Piers Morgan’s Big Win: Christine O’Donnell Earns an “F” for Walking Off a CNN Interview and into a Firestorm
It has happened many times before, but the trend seems to be growing lately. Recently, rapper/singer Chris Brown did it on Good Morning America. Paris Hilton did it to ABC news reporter, Dan Harris. Sarah Ferguson did it on the Australian version of 60 Minutes. And, last week former Tea Party Senatorial candidate, Christine O’Donnell did it on CNN’s Piers Morgan Tonight.
“It” is walking out of an interview because reporters asked them questions they obviously did not want to answer. Not a cool move, folks. The reporter, unless he or she has been a completely unprofessional louse, will always win. The “walker” will always be viewed as a coward with something to hide.
When The Going Gets Tough, the Unprepared Run
Last week, former Senate candidate from Delaware, Christine O’Donnell, went on the CNN talk show, Piers Morgan Tonight, to promote her new book. According to O’Donnell, her book is a memoir about her religious beliefs and how she became a conservative political activist. Face it. If it had not been for her extreme points of view and her past media circus acts, Morgan would have had little interest in having her on his program. During her Senate campaign, she became a controversial figure because of her strong anti-gay marriage position, not to mention the famous, “I am not a witch,” campaign ad that was spoofed on Saturday Night Live. So, from her past history, O’Donnell is great kindling for an interesting interview.
During the interview Morgan asked her to elaborate on her views on same-sex marriage—views she acknowledged that she addressed in her book. O’Donnell refused. When Morgan pressed and asked why she was unwilling to discuss something already in her book, O’Donnell became defensive, argumentative, and said Morgan was being rude. Refusing to answer other questions she did not like, she is seen looking off camera with a get me out of here look on her face. Moments later she ended the interview saying she was leaving, had her assistant block the camera with his back and left the set. The rest is YouTube history.

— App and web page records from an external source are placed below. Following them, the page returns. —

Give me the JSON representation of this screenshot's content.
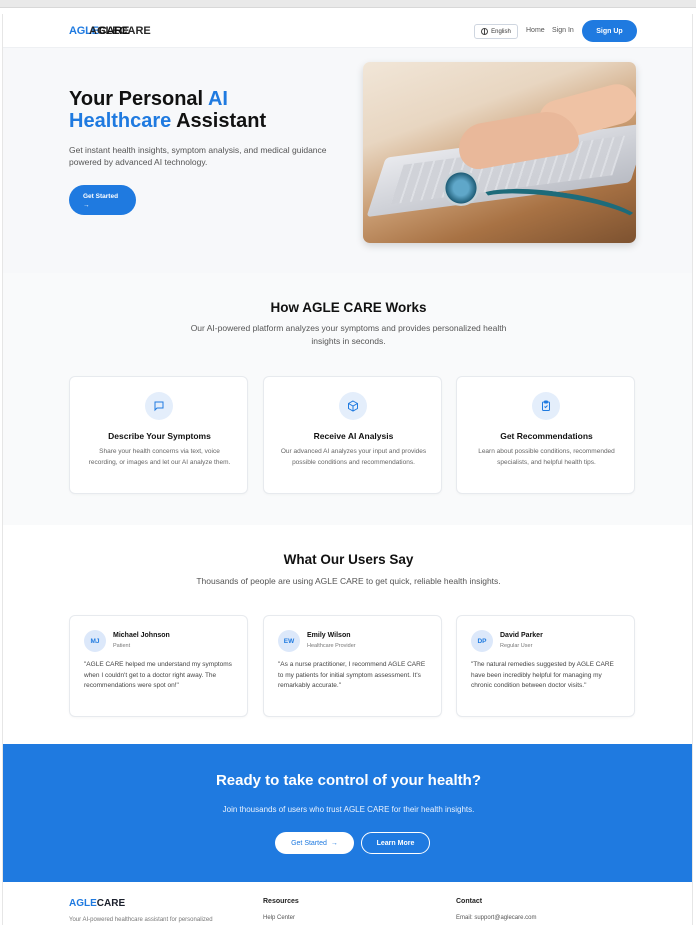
{
  "nav": {
    "logo_part1": "AGLE",
    "logo_part2": "CARE",
    "logo_overlap": "AGLECARE",
    "language": "English",
    "home": "Home",
    "signin": "Sign In",
    "signup": "Sign Up"
  },
  "hero": {
    "title_line1_plain": "Your Personal ",
    "title_line1_accent": "AI",
    "title_line2_accent": "Healthcare",
    "title_line2_plain": " Assistant",
    "subtitle": "Get instant health insights, symptom analysis, and medical guidance powered by advanced AI technology.",
    "cta": "Get Started",
    "cta_arrow": "→"
  },
  "how": {
    "title": "How AGLE CARE Works",
    "subtitle": "Our AI-powered platform analyzes your symptoms and provides personalized health insights in seconds.",
    "features": [
      {
        "icon": "chat-icon",
        "title": "Describe Your Symptoms",
        "desc": "Share your health concerns via text, voice recording, or images and let our AI analyze them."
      },
      {
        "icon": "cube-icon",
        "title": "Receive AI Analysis",
        "desc": "Our advanced AI analyzes your input and provides possible conditions and recommendations."
      },
      {
        "icon": "clipboard-check-icon",
        "title": "Get Recommendations",
        "desc": "Learn about possible conditions, recommended specialists, and helpful health tips."
      }
    ]
  },
  "testimonials": {
    "title": "What Our Users Say",
    "subtitle": "Thousands of people are using AGLE CARE to get quick, reliable health insights.",
    "items": [
      {
        "initials": "MJ",
        "name": "Michael Johnson",
        "role": "Patient",
        "quote": "\"AGLE CARE helped me understand my symptoms when I couldn't get to a doctor right away. The recommendations were spot on!\""
      },
      {
        "initials": "EW",
        "name": "Emily Wilson",
        "role": "Healthcare Provider",
        "quote": "\"As a nurse practitioner, I recommend AGLE CARE to my patients for initial symptom assessment. It's remarkably accurate.\""
      },
      {
        "initials": "DP",
        "name": "David Parker",
        "role": "Regular User",
        "quote": "\"The natural remedies suggested by AGLE CARE have been incredibly helpful for managing my chronic condition between doctor visits.\""
      }
    ]
  },
  "cta": {
    "title": "Ready to take control of your health?",
    "subtitle": "Join thousands of users who trust AGLE CARE for their health insights.",
    "primary": "Get Started",
    "primary_arrow": "→",
    "secondary": "Learn More"
  },
  "footer": {
    "logo_part1": "AGLE",
    "logo_part2": "CARE",
    "desc": "Your AI-powered healthcare assistant for personalized",
    "resources_heading": "Resources",
    "resources_first": "Help Center",
    "contact_heading": "Contact",
    "contact_email": "Email: support@aglecare.com"
  },
  "colors": {
    "accent": "#1f7ae0",
    "hero_bg": "#f7f8fa",
    "avatar_bg": "#dce8fa"
  }
}
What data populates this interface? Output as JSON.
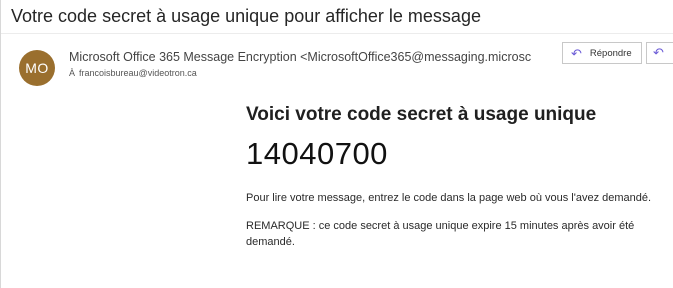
{
  "email": {
    "subject": "Votre code secret à usage unique pour afficher le message",
    "sender": {
      "initials": "MO",
      "avatar_color": "#9a6f2e",
      "display": "Microsoft Office 365 Message Encryption <MicrosoftOffice365@messaging.microsc",
      "to_label": "À",
      "to_address": "francoisbureau@videotron.ca"
    },
    "actions": {
      "reply_label": "Répondre"
    },
    "body": {
      "heading": "Voici votre code secret à usage unique",
      "code": "14040700",
      "paragraph1": "Pour lire votre message, entrez le code dans la page web où vous l'avez demandé.",
      "paragraph2": "REMARQUE : ce code secret à usage unique expire 15 minutes après avoir été demandé."
    }
  },
  "colors": {
    "accent": "#6b5bd6"
  }
}
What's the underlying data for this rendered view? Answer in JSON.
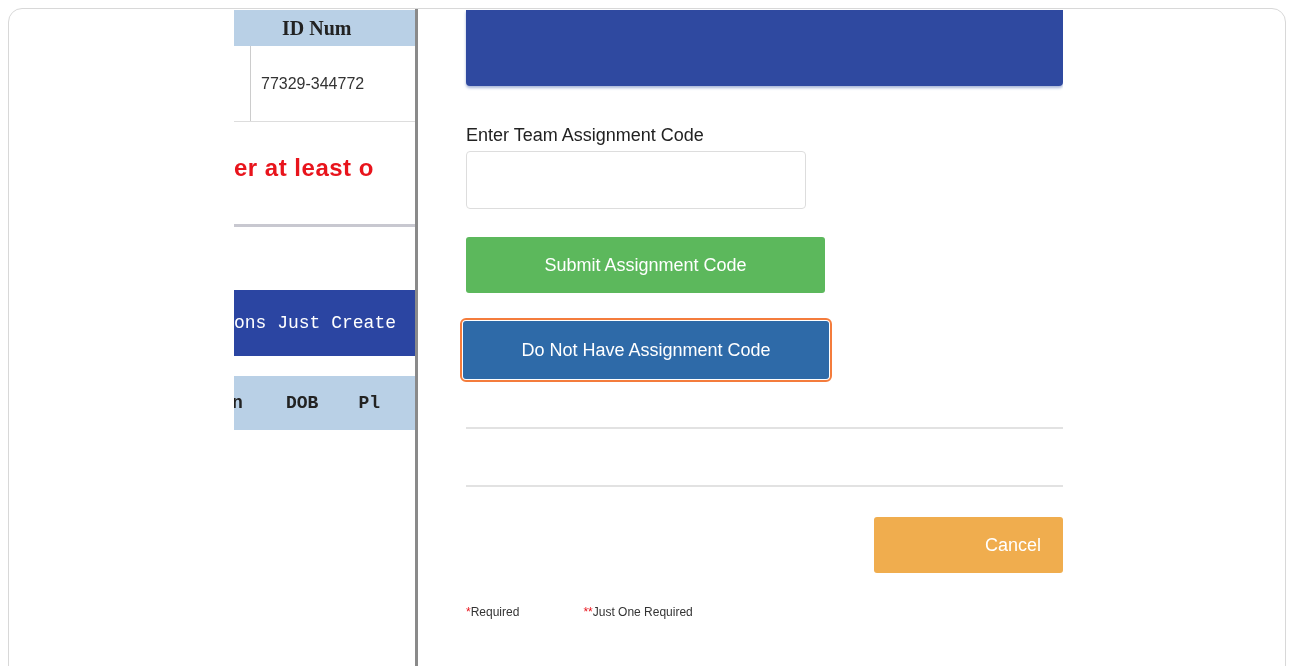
{
  "left_panel": {
    "id_header": "ID Num",
    "id_value": "77329-344772",
    "warning": "er at least o",
    "banner": "ons Just Create",
    "columns": [
      "n",
      "DOB",
      "Pl"
    ]
  },
  "right_panel": {
    "code_label": "Enter Team Assignment Code",
    "buttons": [
      {
        "kind": "submit",
        "label": "Submit Assignment Code",
        "focused": false
      },
      {
        "kind": "primary",
        "label": "Do Not Have Assignment Code",
        "focused": true
      }
    ],
    "cancel": "Cancel",
    "legend": [
      {
        "marker": "*",
        "label": "Required"
      },
      {
        "marker": "**",
        "label": "Just One Required"
      }
    ]
  }
}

Successful Book Promotion: Grade F; Walking Out of an Interview: Grade F-
No author wants to give away the “secret sauce” in their book when promoting it, but the goal of a book tour is to tell enough to entice the public to buy it. It is also an opportunity to be seen as someone likable with a good story to share. After all, we like to buy things from people we perceive we like. O’Donnell’s behavior missed the mark on both fronts.
O’Donnell has certainly been in the media spotlight enough to know her extreme views on hot issues will be questioned. She acknowledged that her view on same-sex marriage was addressed in her book.Yet she was completely unprepared to answer questions on the subject. Book promotion means talking about the book. So, Morgan was not out of line, by any means, asking her about it. But, by refusing to discuss what she wrote in her book on the issue, O’Donnell appeared to be weak and unable to credibly support her beliefs. By walking out in the middle of the interview, she not only blew the opportunity to effectively promote her book, she appeared to be unprofessional and petty.
Media Coaching Advice
If you are associated with any controversial topic, 99.9 percent of the time you will be asked about that issue, no matter what the agreed upon topic is for an interview. Be prepared to answer those tough questions. Anticipate those questions. Get a media coach to help you learn how answer tough questions then smoothly redirect the line of questioning elsewhere. But, when you are promoting a book you have to expect, and prepare to answer, any question on any topic in your book. When questions get tough, do not act like a temperamental child and walk out of the interview. That garners about as much admiration as we give a real child throwing a temper tantrum.
Don’t Want to Get Your Goose Cooked?
There’s an old saying, “If you can’t stand the heat, get out of the kitchen.” And no kitchen is hotter than that of a reporter interviewing a person already surrounded by controversy. So, if you have already been in the media “hot seat” once, you had better be prepared to take the heat every time you face a microphone. If you can’t take that heat, then you had better lie low and stay out of the public eye.